My First Time Surfing Ocean Beach
Ocean Beach, San Francisco, February 2017. William Finnegan devoted a few beautiful chapters to the place in his Pulitzer Prize-winning memoir, Barbarian Days: A Surfing Life. “Sometimes, especially on empty, unruly days at San Francisco’s Ocean Beach, my inelegant yet committed surfing could elicit a nod of approval from salty locals. I came close to drowning at Noriega, got washed into the big rock at Kelly’s, got a black eye at Sloat when my board snapped back and hit me square in the face, almost drowned again in the heavy undertow at Montara.”
Surfing OB for the first time myself, the first thing I notice as I pull into the parking lot — apart from the cranking surf — is that a surfer de-suiting two cars away from me has a six inch gash on his back. He seems unperturbed, though, as if he doesn’t notice. “Did someone ride over you?”
“Nah, did it myself, went over the falls and landed on a skeg,” he says. “It’s pretty bad,” I tell him, “probably needs stitches.”

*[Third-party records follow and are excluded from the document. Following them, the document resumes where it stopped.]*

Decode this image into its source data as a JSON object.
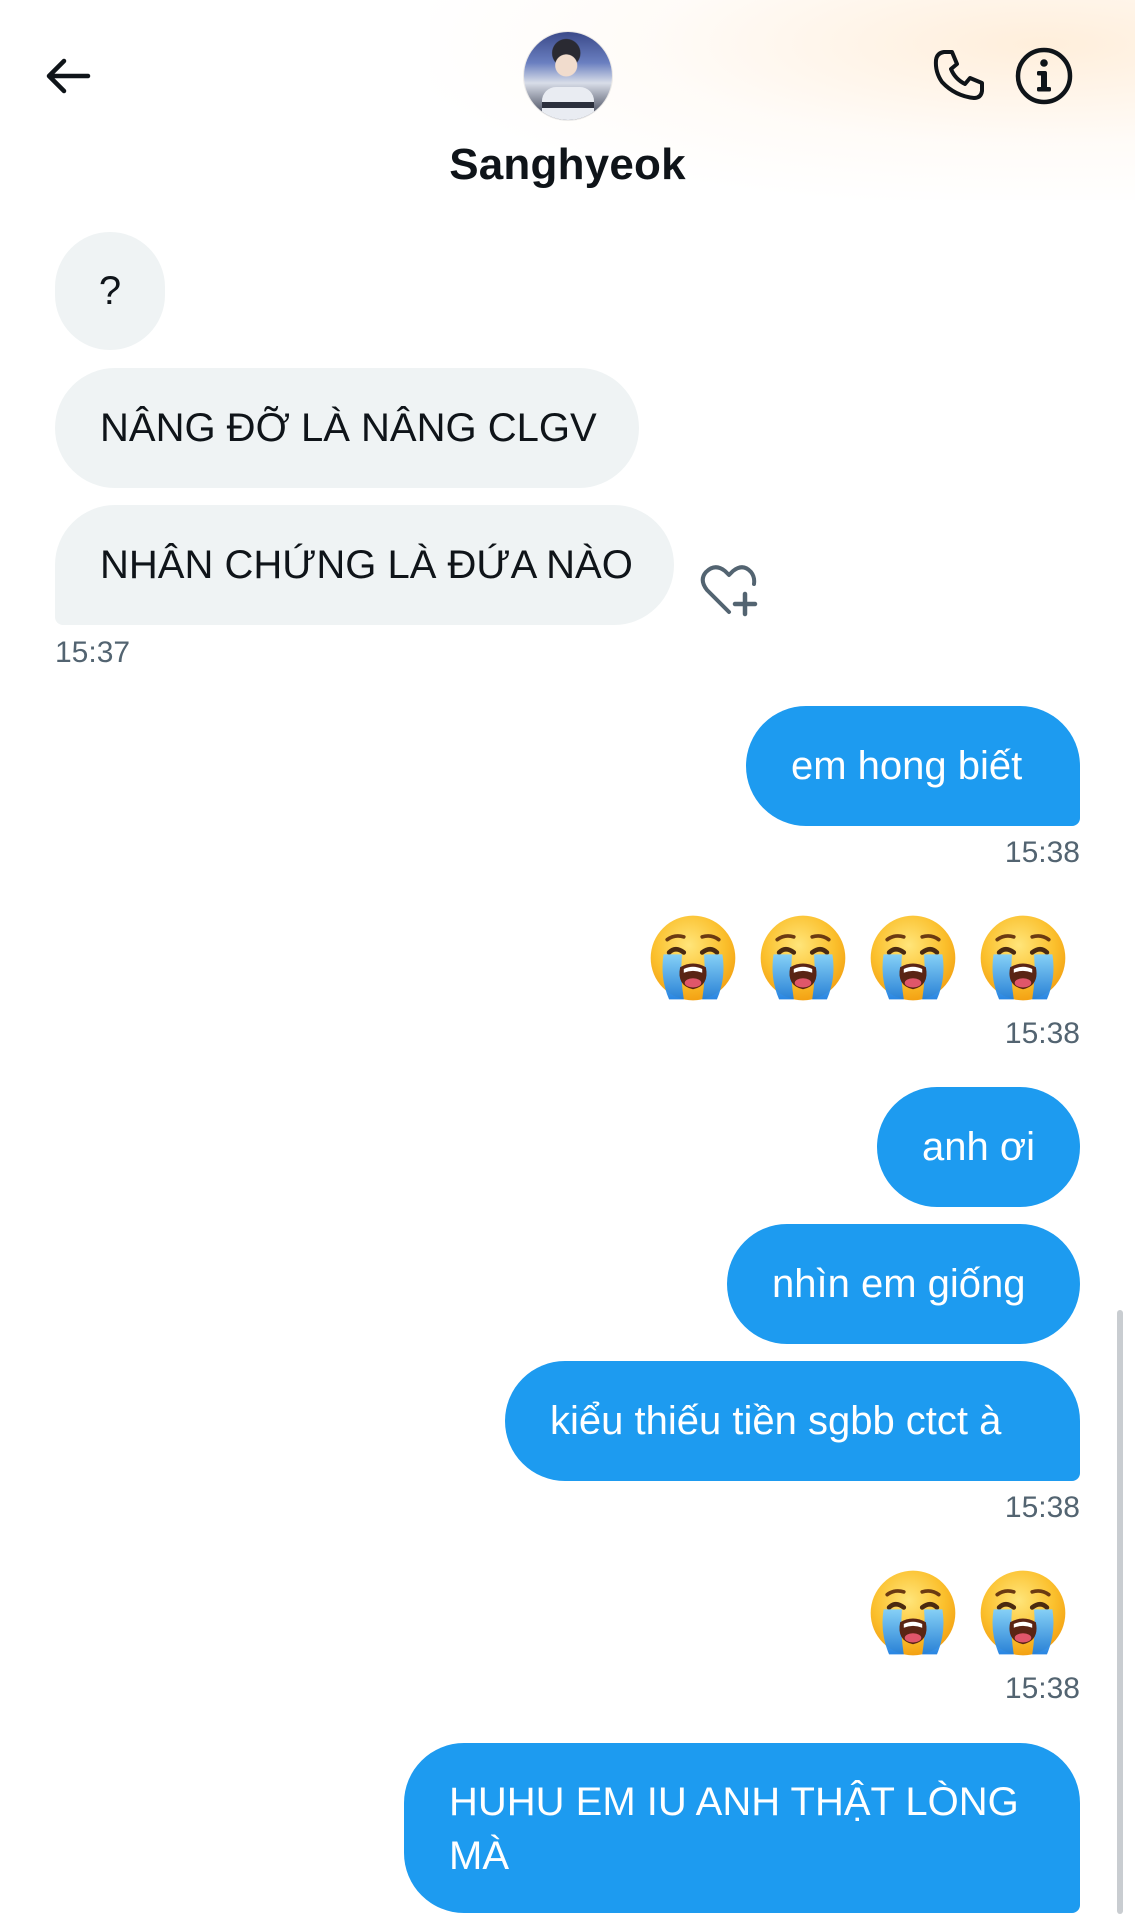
{
  "header": {
    "contact_name": "Sanghyeok"
  },
  "messages": [
    {
      "side": "in",
      "text": "?"
    },
    {
      "side": "in",
      "text": "NÂNG ĐỠ LÀ NÂNG CLGV"
    },
    {
      "side": "in",
      "text": "NHÂN CHỨNG LÀ ĐỨA NÀO",
      "time": "15:37"
    },
    {
      "side": "out",
      "text": "em hong biết",
      "time": "15:38"
    },
    {
      "side": "out",
      "emoji": "loudly-crying-face",
      "count": 4,
      "time": "15:38"
    },
    {
      "side": "out",
      "text": "anh ơi"
    },
    {
      "side": "out",
      "text": "nhìn em giống"
    },
    {
      "side": "out",
      "text": "kiểu thiếu tiền sgbb ctct à",
      "time": "15:38"
    },
    {
      "side": "out",
      "emoji": "loudly-crying-face",
      "count": 2,
      "time": "15:38"
    },
    {
      "side": "out",
      "text": "HUHU EM IU ANH THẬT LÒNG MÀ"
    }
  ],
  "colors": {
    "outgoing_bubble": "#1d9bf0",
    "incoming_bubble": "#eff3f4",
    "timestamp": "#536471",
    "text": "#0f1419"
  },
  "icons": [
    "back-arrow-icon",
    "phone-icon",
    "info-icon",
    "heart-plus-icon",
    "loudly-crying-face-emoji"
  ]
}
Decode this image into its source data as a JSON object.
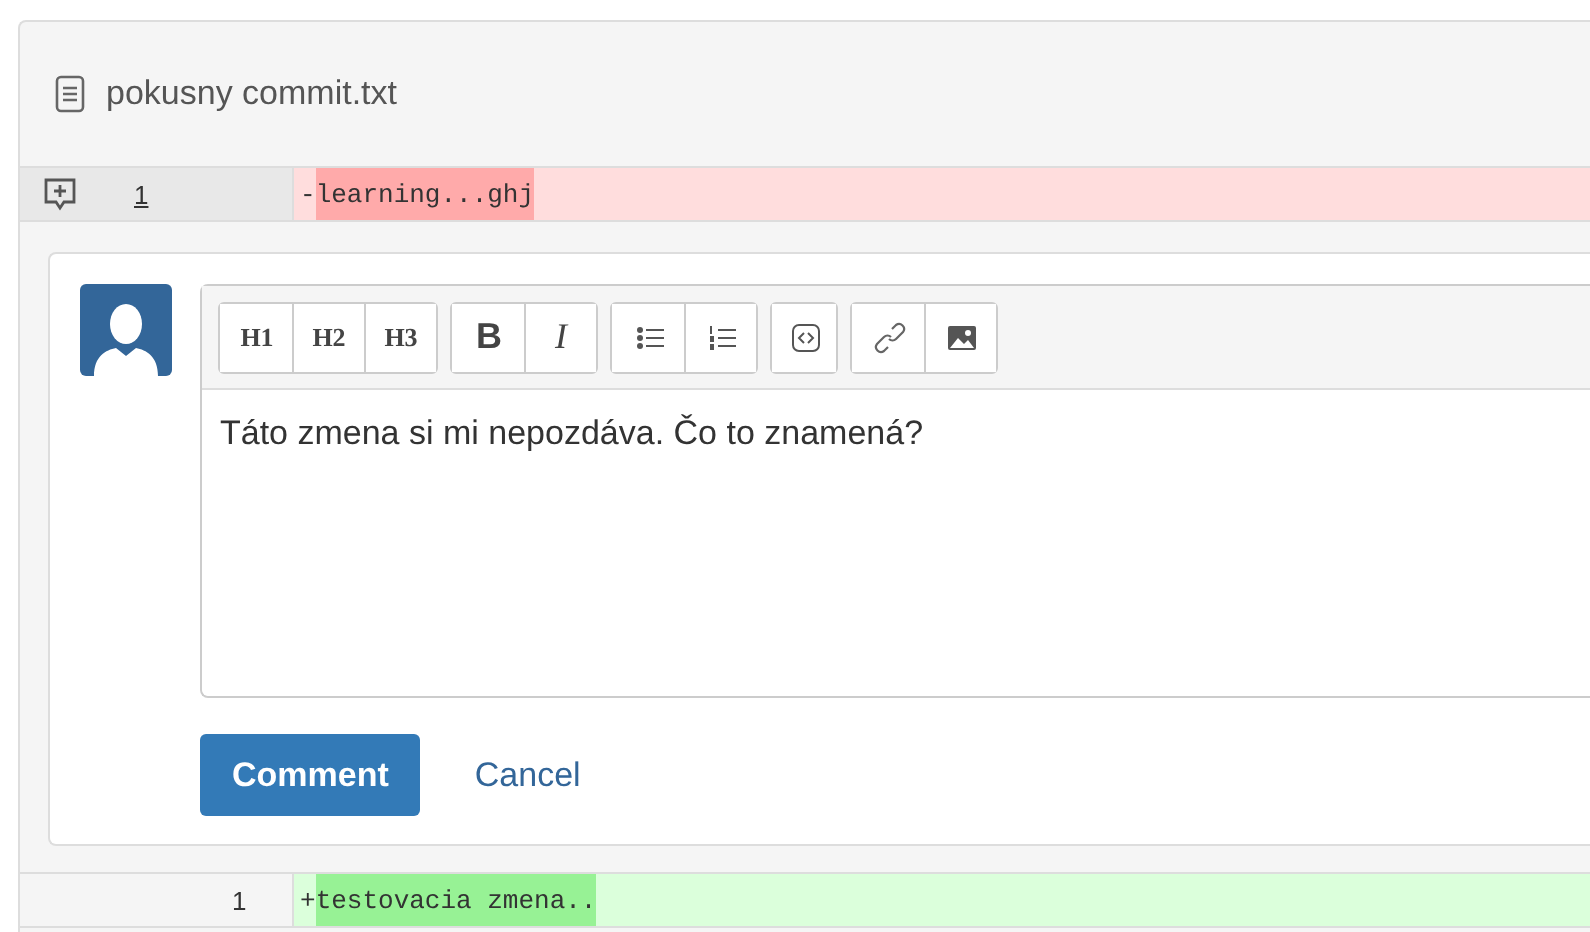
{
  "file": {
    "name": "pokusny commit.txt"
  },
  "deleted_line": {
    "old_number": "1",
    "sign": "-",
    "changed_text": "learning...ghj"
  },
  "comment_form": {
    "toolbar_text_groups": [
      [
        "H1",
        "H2",
        "H3"
      ],
      [
        "B",
        "I"
      ]
    ],
    "value": "Táto zmena si mi nepozdáva. Čo to znamená?",
    "buttons": {
      "submit": "Comment",
      "cancel": "Cancel"
    }
  },
  "added_line": {
    "new_number": "1",
    "sign": "+",
    "changed_text": "testovacia zmena.."
  }
}
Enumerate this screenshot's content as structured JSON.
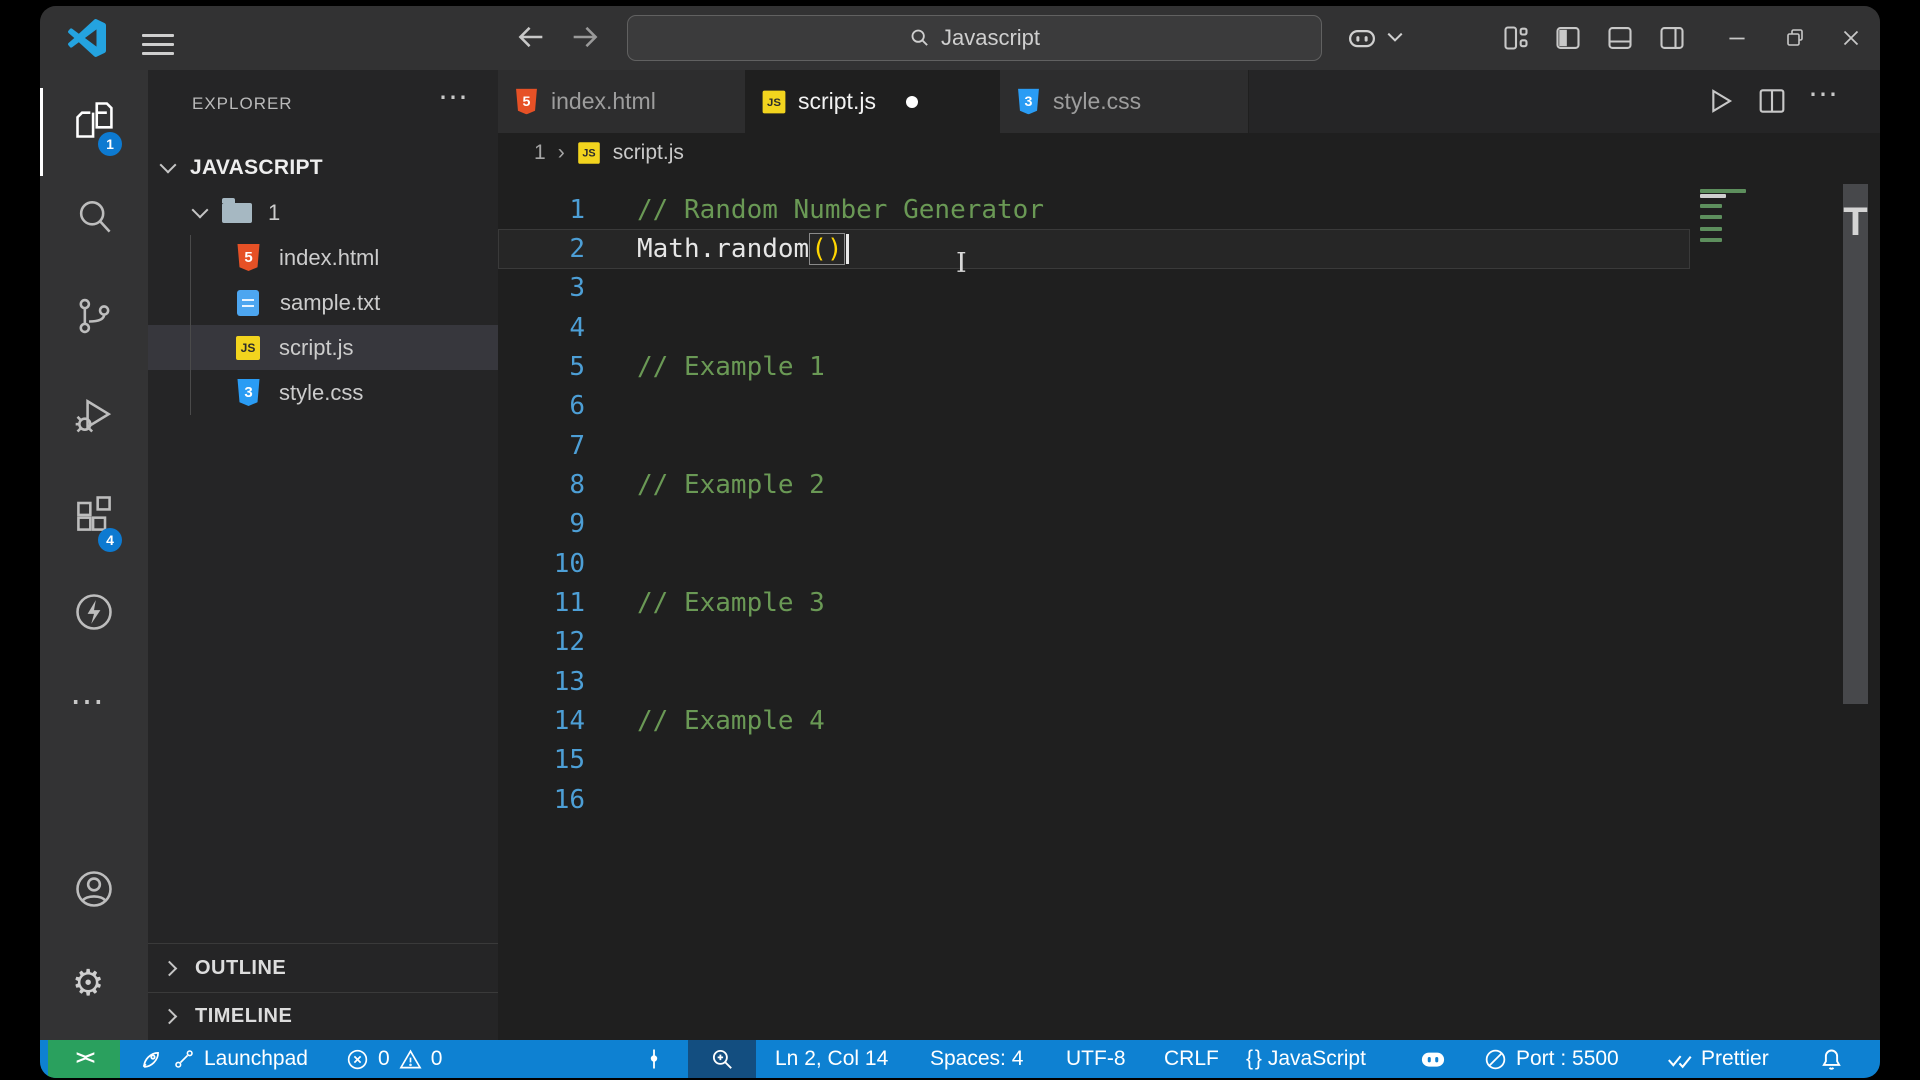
{
  "title_bar": {
    "search_text": "Javascript"
  },
  "activity_bar": {
    "explorer_badge": "1",
    "extensions_badge": "4"
  },
  "sidebar": {
    "title": "EXPLORER",
    "more_actions": "⋯",
    "workspace": "JAVASCRIPT",
    "folder": "1",
    "files": [
      {
        "name": "index.html",
        "type": "html"
      },
      {
        "name": "sample.txt",
        "type": "txt"
      },
      {
        "name": "script.js",
        "type": "js",
        "selected": true
      },
      {
        "name": "style.css",
        "type": "css"
      }
    ],
    "outline_label": "OUTLINE",
    "timeline_label": "TIMELINE"
  },
  "tabs": [
    {
      "label": "index.html",
      "active": false,
      "modified": false
    },
    {
      "label": "script.js",
      "active": true,
      "modified": true
    },
    {
      "label": "style.css",
      "active": false,
      "modified": false
    }
  ],
  "editor_actions": {
    "more": "⋯"
  },
  "breadcrumb": {
    "folder": "1",
    "separator": "›",
    "file": "script.js"
  },
  "editor": {
    "file_icon_text": "JS",
    "line2": {
      "code": "Math.random",
      "paren": "()"
    },
    "lines": [
      {
        "n": "1",
        "text": "// Random Number Generator"
      },
      {
        "n": "2",
        "text": "Math.random()"
      },
      {
        "n": "3",
        "text": ""
      },
      {
        "n": "4",
        "text": ""
      },
      {
        "n": "5",
        "text": "// Example 1"
      },
      {
        "n": "6",
        "text": ""
      },
      {
        "n": "7",
        "text": ""
      },
      {
        "n": "8",
        "text": "// Example 2"
      },
      {
        "n": "9",
        "text": ""
      },
      {
        "n": "10",
        "text": ""
      },
      {
        "n": "11",
        "text": "// Example 3"
      },
      {
        "n": "12",
        "text": ""
      },
      {
        "n": "13",
        "text": ""
      },
      {
        "n": "14",
        "text": "// Example 4"
      },
      {
        "n": "15",
        "text": ""
      },
      {
        "n": "16",
        "text": ""
      }
    ],
    "scrollbar_mark": "T"
  },
  "file_icons": {
    "html_glyph": "5",
    "css_glyph": "3",
    "js_glyph": "JS"
  },
  "status_bar": {
    "remote_glyph": "><",
    "launchpad": "Launchpad",
    "errors": "0",
    "warnings": "0",
    "cursor_position": "Ln 2, Col 14",
    "indentation": "Spaces: 4",
    "encoding": "UTF-8",
    "eol": "CRLF",
    "language_glyph": "{ }",
    "language": "JavaScript",
    "port": "Port : 5500",
    "formatter": "Prettier"
  },
  "colors": {
    "status_blue": "#0e81d2",
    "remote_green": "#2aa05e",
    "badge_blue": "#0d7ad1",
    "comment_green": "#6a9955",
    "bracket_gold": "#ffd602",
    "line_number_blue": "#4d9fd6",
    "editor_bg": "#1f1f1f",
    "sidebar_bg": "#252526",
    "titlebar_bg": "#323233",
    "js_icon_yellow": "#f2d41e",
    "html_icon_orange": "#e65126",
    "css_icon_blue": "#2a9cf4"
  }
}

“Stitches? Damnit,” he says, more annoyed about the inconvenience than the injury. “I thought I’d gotten away with it. It split my wetsuit, I thought that was all, though.”
I trade a war story about the 22 skeg-induced stitches I once earned and how I hadn’t felt it at the time — the water numbingly cold, it takes a while before the blood and pain surface.
“I live nearby, I’ll get it cleaned up, have my dad look at it,” the wounded surfer says as if his dad might be in the medical profession. “Thanks, bro.” We part ways and I head down to the water’s edge to get a closer look at the waves.